Lee died in 1773, leaving his estates to his sister's son-in-law Richard Ayton, who added Lee to his surname. In 1800 Richard and his son George agreed to sell their estates to Edmund Antrobus, a London banker. Edmund appears to have been acting on behalf of his brother Philip Antrobus of Congleton, lord of Rushton James in 1805. Philip died probably in 1816  and was succeeded by his brother Edmund, created a baronet in 1815. Sir Edmund had bought the neighbouring manor of Horton in 1804, and Rushton James descended with Horton. Manorial rights were presumably extinguished when the lord sold all his freehold land in the township between 1917 and 1926.

The medieval manor house probably stood on the site of Rushton Hall Farm.

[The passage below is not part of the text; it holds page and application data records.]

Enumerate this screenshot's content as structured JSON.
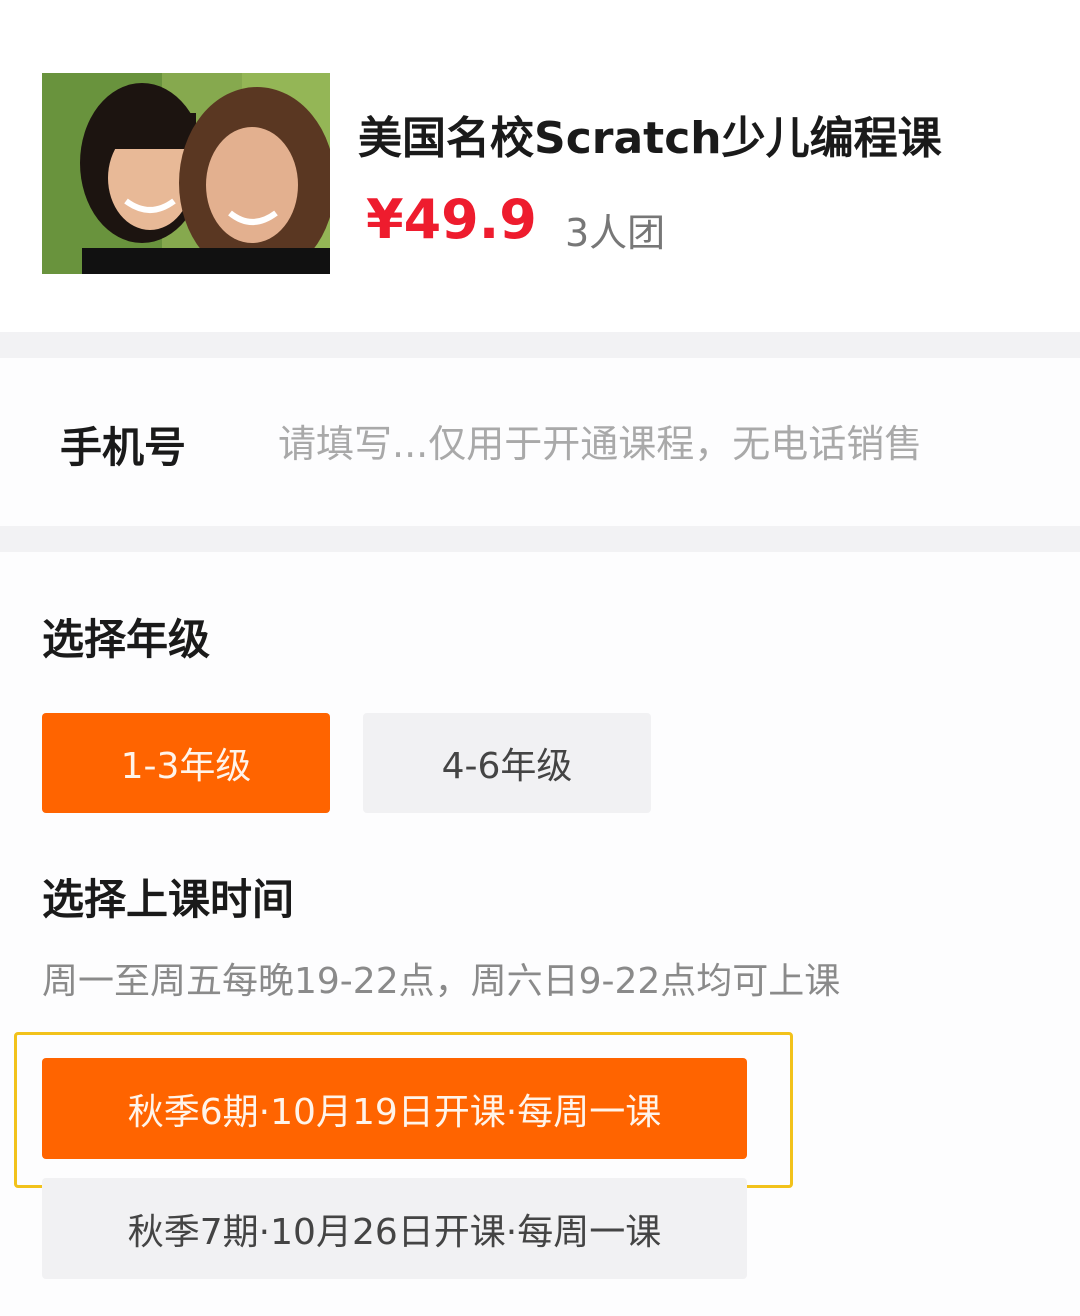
{
  "product": {
    "title": "美国名校Scratch少儿编程课",
    "price": "¥49.9",
    "group_label": "3人团",
    "image_alt": "mother-and-daughter-photo"
  },
  "phone": {
    "label": "手机号",
    "placeholder": "请填写...仅用于开通课程，无电话销售",
    "value": ""
  },
  "grade": {
    "title": "选择年级",
    "options": [
      {
        "label": "1-3年级",
        "selected": true
      },
      {
        "label": "4-6年级",
        "selected": false
      }
    ]
  },
  "schedule": {
    "title": "选择上课时间",
    "note": "周一至周五每晚19-22点，周六日9-22点均可上课",
    "options": [
      {
        "label": "秋季6期·10月19日开课·每周一课",
        "selected": true
      },
      {
        "label": "秋季7期·10月26日开课·每周一课",
        "selected": false
      }
    ]
  },
  "colors": {
    "accent": "#ff6400",
    "price": "#ee1c2e",
    "highlight_border": "#f2c21b",
    "inactive_bg": "#f1f1f3"
  }
}
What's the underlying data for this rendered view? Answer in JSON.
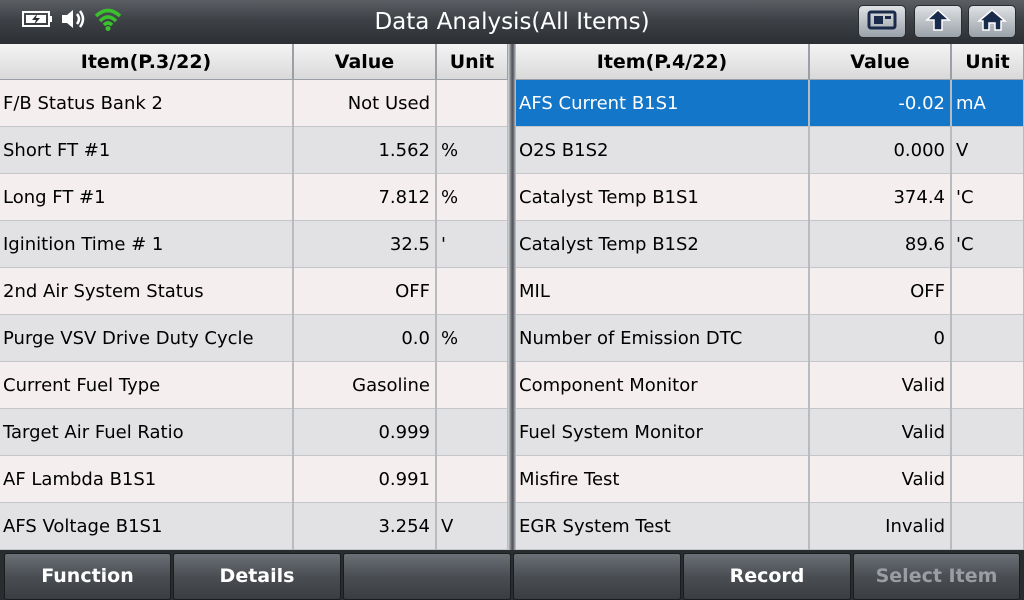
{
  "title": "Data Analysis(All Items)",
  "icons": {
    "battery": "battery-charging-icon",
    "volume": "speaker-icon",
    "wifi": "wifi-icon",
    "window": "window-switch-icon",
    "up": "up-arrow-icon",
    "home": "home-icon"
  },
  "colors": {
    "selected": "#1476c8",
    "wifi": "#39c22b"
  },
  "left_table": {
    "headers": {
      "item": "Item(P.3/22)",
      "value": "Value",
      "unit": "Unit"
    },
    "rows": [
      {
        "item": "F/B Status Bank 2",
        "value": "Not Used",
        "unit": ""
      },
      {
        "item": "Short FT #1",
        "value": "1.562",
        "unit": "%"
      },
      {
        "item": "Long FT #1",
        "value": "7.812",
        "unit": "%"
      },
      {
        "item": "Iginition Time # 1",
        "value": "32.5",
        "unit": "'"
      },
      {
        "item": "2nd Air System Status",
        "value": "OFF",
        "unit": ""
      },
      {
        "item": "Purge VSV Drive Duty Cycle",
        "value": "0.0",
        "unit": "%"
      },
      {
        "item": "Current Fuel Type",
        "value": "Gasoline",
        "unit": ""
      },
      {
        "item": "Target Air Fuel Ratio",
        "value": "0.999",
        "unit": ""
      },
      {
        "item": "AF Lambda B1S1",
        "value": "0.991",
        "unit": ""
      },
      {
        "item": "AFS Voltage B1S1",
        "value": "3.254",
        "unit": "V"
      }
    ]
  },
  "right_table": {
    "headers": {
      "item": "Item(P.4/22)",
      "value": "Value",
      "unit": "Unit"
    },
    "rows": [
      {
        "item": "AFS Current B1S1",
        "value": "-0.02",
        "unit": "mA"
      },
      {
        "item": "O2S B1S2",
        "value": "0.000",
        "unit": "V"
      },
      {
        "item": "Catalyst Temp B1S1",
        "value": "374.4",
        "unit": "'C"
      },
      {
        "item": "Catalyst Temp B1S2",
        "value": "89.6",
        "unit": "'C"
      },
      {
        "item": "MIL",
        "value": "OFF",
        "unit": ""
      },
      {
        "item": "Number of Emission DTC",
        "value": "0",
        "unit": ""
      },
      {
        "item": "Component Monitor",
        "value": "Valid",
        "unit": ""
      },
      {
        "item": "Fuel System Monitor",
        "value": "Valid",
        "unit": ""
      },
      {
        "item": "Misfire Test",
        "value": "Valid",
        "unit": ""
      },
      {
        "item": "EGR System Test",
        "value": "Invalid",
        "unit": ""
      }
    ]
  },
  "bottom_buttons": {
    "function": "Function",
    "details": "Details",
    "empty1": "",
    "empty2": "",
    "record": "Record",
    "select_item": "Select Item"
  }
}
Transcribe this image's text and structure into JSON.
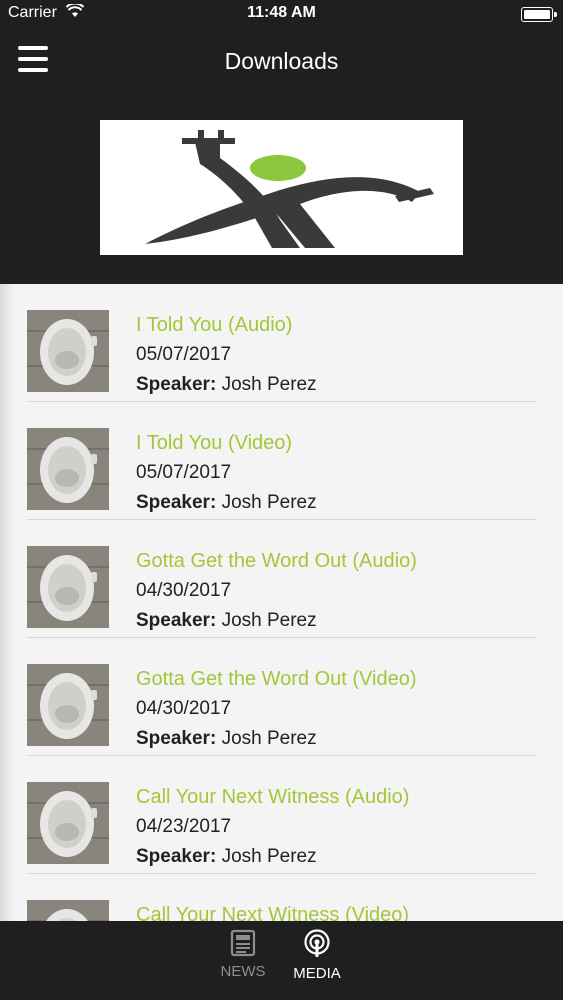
{
  "status_bar": {
    "carrier": "Carrier",
    "time": "11:48 AM"
  },
  "nav": {
    "title": "Downloads"
  },
  "colors": {
    "accent": "#a3c63a",
    "dark": "#1f1f1f"
  },
  "list": {
    "speaker_prefix": "Speaker:",
    "items": [
      {
        "title": "I Told You (Audio)",
        "date": "05/07/2017",
        "speaker": "Josh Perez"
      },
      {
        "title": "I Told You (Video)",
        "date": "05/07/2017",
        "speaker": "Josh Perez"
      },
      {
        "title": "Gotta Get the Word Out (Audio)",
        "date": "04/30/2017",
        "speaker": "Josh Perez"
      },
      {
        "title": "Gotta Get the Word Out (Video)",
        "date": "04/30/2017",
        "speaker": "Josh Perez"
      },
      {
        "title": "Call Your Next Witness (Audio)",
        "date": "04/23/2017",
        "speaker": "Josh Perez"
      },
      {
        "title": "Call Your Next Witness (Video)",
        "date": "",
        "speaker": ""
      }
    ]
  },
  "tabs": [
    {
      "label": "NEWS",
      "icon": "newspaper-icon",
      "active": false
    },
    {
      "label": "MEDIA",
      "icon": "podcast-icon",
      "active": true
    }
  ]
}
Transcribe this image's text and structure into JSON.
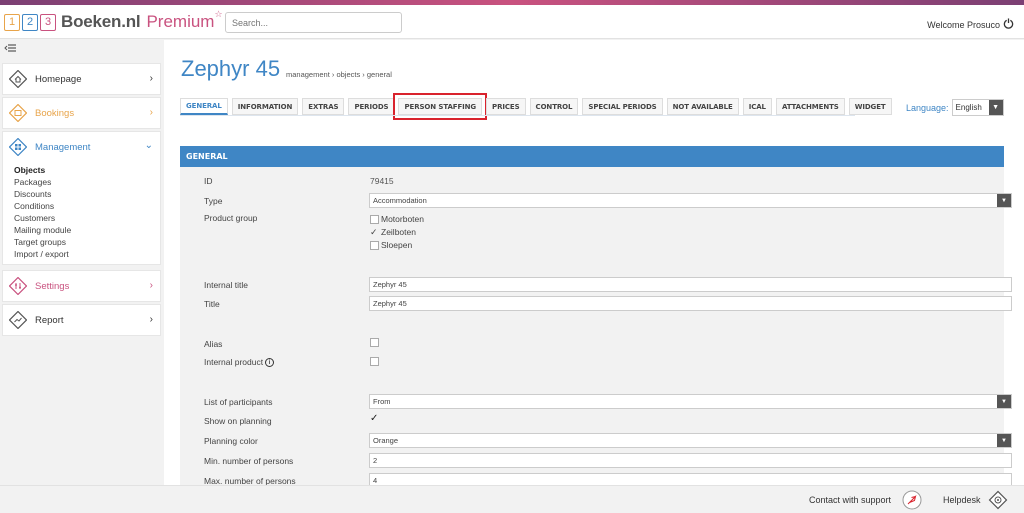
{
  "header": {
    "logo_digits": [
      "1",
      "2",
      "3"
    ],
    "brand": "Boeken.nl",
    "premium": "Premium",
    "premium_star": "☆",
    "search_placeholder": "Search...",
    "welcome": "Welcome Prosuco"
  },
  "sidebar": {
    "homepage": "Homepage",
    "bookings": "Bookings",
    "management": "Management",
    "management_items": [
      "Objects",
      "Packages",
      "Discounts",
      "Conditions",
      "Customers",
      "Mailing module",
      "Target groups",
      "Import / export"
    ],
    "settings": "Settings",
    "report": "Report",
    "colors": {
      "homepage": "#333333",
      "bookings": "#e8a44a",
      "management": "#3f86c5",
      "settings": "#c9527f",
      "report": "#333333"
    }
  },
  "page": {
    "title": "Zephyr 45",
    "breadcrumb": "management › objects › general",
    "tabs": [
      "GENERAL",
      "INFORMATION",
      "EXTRAS",
      "PERIODS",
      "PERSON STAFFING",
      "PRICES",
      "CONTROL",
      "SPECIAL PERIODS",
      "NOT AVAILABLE",
      "ICAL",
      "ATTACHMENTS",
      "WIDGET"
    ],
    "active_tab": "GENERAL",
    "language_label": "Language:",
    "language_value": "English"
  },
  "panel": {
    "title": "GENERAL",
    "id_label": "ID",
    "id_value": "79415",
    "type_label": "Type",
    "type_value": "Accommodation",
    "product_group_label": "Product group",
    "product_groups": [
      {
        "label": "Motorboten",
        "checked": false
      },
      {
        "label": "Zeilboten",
        "checked": true
      },
      {
        "label": "Sloepen",
        "checked": false
      }
    ],
    "internal_title_label": "Internal title",
    "internal_title_value": "Zephyr 45",
    "title_label": "Title",
    "title_value": "Zephyr 45",
    "alias_label": "Alias",
    "internal_product_label": "Internal product",
    "participants_label": "List of participants",
    "participants_value": "From",
    "show_planning_label": "Show on planning",
    "planning_color_label": "Planning color",
    "planning_color_value": "Orange",
    "min_persons_label": "Min. number of persons",
    "min_persons_value": "2",
    "max_persons_label": "Max. number of persons",
    "max_persons_value": "4"
  },
  "footer": {
    "support": "Contact with support",
    "helpdesk": "Helpdesk"
  },
  "colors": {
    "accent": "#3f86c5",
    "highlight": "#d9232d"
  }
}
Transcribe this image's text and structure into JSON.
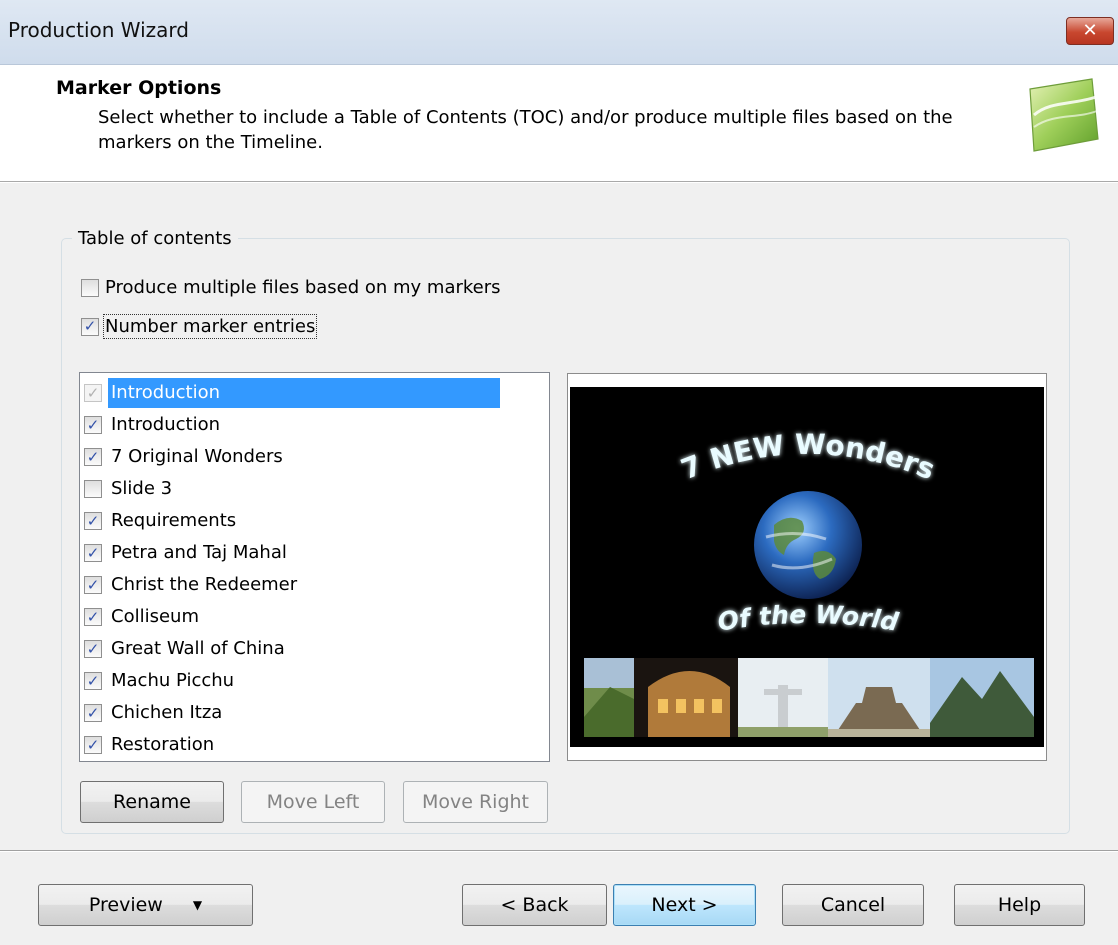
{
  "window": {
    "title": "Production Wizard"
  },
  "header": {
    "title": "Marker Options",
    "description": "Select whether to include a Table of Contents (TOC) and/or produce multiple files based on the markers on the Timeline."
  },
  "toc_group": {
    "label": "Table of contents",
    "produce_multiple_files": {
      "label": "Produce multiple files based on my markers",
      "checked": false
    },
    "number_marker_entries": {
      "label": "Number marker entries",
      "checked": true
    }
  },
  "markers": [
    {
      "label": "Introduction",
      "checked": true,
      "selected": true,
      "disabled": true
    },
    {
      "label": "Introduction",
      "checked": true
    },
    {
      "label": "7 Original Wonders",
      "checked": true
    },
    {
      "label": "Slide 3",
      "checked": false
    },
    {
      "label": "Requirements",
      "checked": true
    },
    {
      "label": "Petra and Taj Mahal",
      "checked": true
    },
    {
      "label": "Christ the Redeemer",
      "checked": true
    },
    {
      "label": "Colliseum",
      "checked": true
    },
    {
      "label": "Great Wall of China",
      "checked": true
    },
    {
      "label": "Machu Picchu",
      "checked": true
    },
    {
      "label": "Chichen Itza",
      "checked": true
    },
    {
      "label": "Restoration",
      "checked": true
    }
  ],
  "preview_image": {
    "title_text": "7 NEW Wonders",
    "subtitle_text": "Of the World"
  },
  "list_buttons": {
    "rename": "Rename",
    "move_left": "Move Left",
    "move_right": "Move Right"
  },
  "footer": {
    "preview": "Preview",
    "back": "< Back",
    "next": "Next >",
    "cancel": "Cancel",
    "help": "Help"
  },
  "colors": {
    "selection": "#3399ff",
    "check": "#3352a9",
    "glow_text": "#d7f3ff",
    "close_button": "#c8472f"
  }
}
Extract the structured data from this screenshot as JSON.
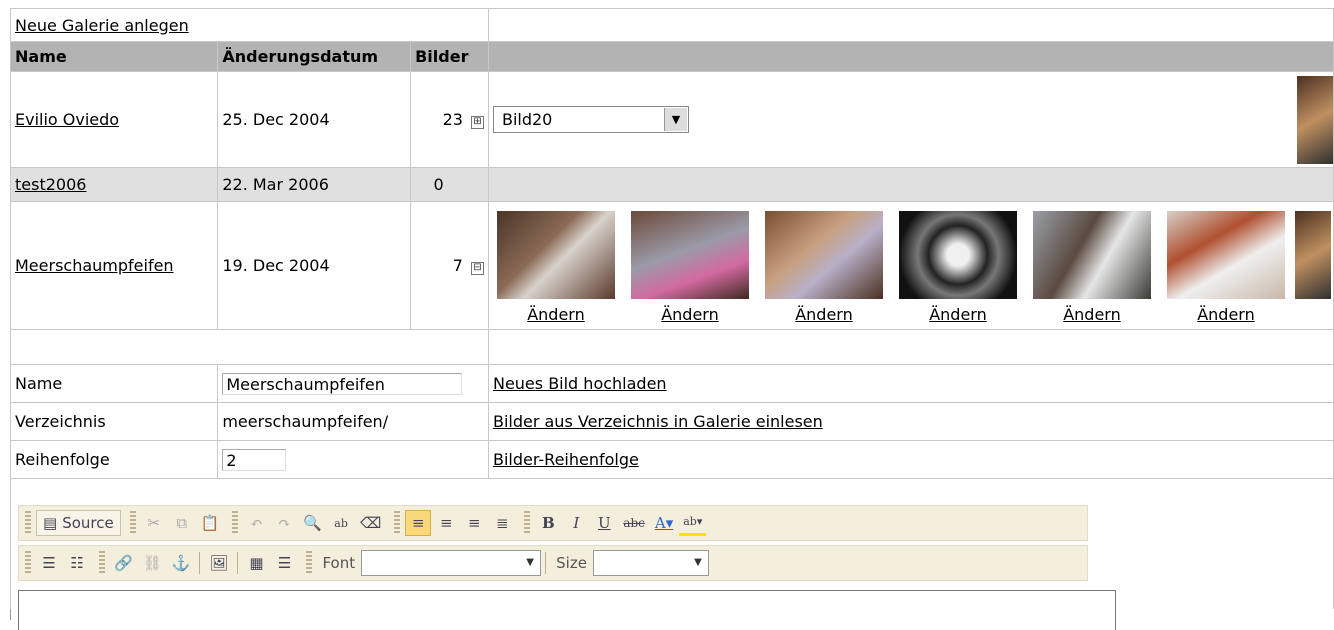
{
  "top_link": "Neue Galerie anlegen",
  "headers": {
    "name": "Name",
    "date": "Änderungsdatum",
    "pics": "Bilder"
  },
  "galleries": [
    {
      "name": "Evilio Oviedo",
      "date": "25. Dec 2004",
      "count": "23",
      "expander": "⊞",
      "select_value": "Bild20"
    },
    {
      "name": "test2006",
      "date": "22. Mar 2006",
      "count": "0"
    },
    {
      "name": "Meerschaumpfeifen",
      "date": "19. Dec 2004",
      "count": "7",
      "expander": "⊟",
      "thumb_link": "Ändern"
    }
  ],
  "thumb_labels": [
    "Ändern",
    "Ändern",
    "Ändern",
    "Ändern",
    "Ändern",
    "Ändern"
  ],
  "form": {
    "name_label": "Name",
    "name_value": "Meerschaumpfeifen",
    "dir_label": "Verzeichnis",
    "dir_value": "meerschaumpfeifen/",
    "order_label": "Reihenfolge",
    "order_value": "2",
    "upload_link": "Neues Bild hochladen",
    "import_link": "Bilder aus Verzeichnis in Galerie einlesen",
    "order_link": "Bilder-Reihenfolge"
  },
  "editor": {
    "source_label": "Source",
    "font_label": "Font",
    "size_label": "Size",
    "bold": "B",
    "italic": "I",
    "underline": "U",
    "strike": "abc",
    "textcolor": "A",
    "bgcolor": "ab"
  }
}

The lord's house was assessed for tax on six hearths in 1666 and was known as Rushton Hall by 1730. The present farmhouse is of the late 17th century and has 19th-century alterations.

Sponsor: Victoria County History

Publication: A History of the County of Stafford: Volume 7: Leek and the Moorlands

Author: C R J Currie, M W Greenslade (Editors), A P Baggs, M F Cleverdon, D A Johnston, N J Tringham

Year published: 1996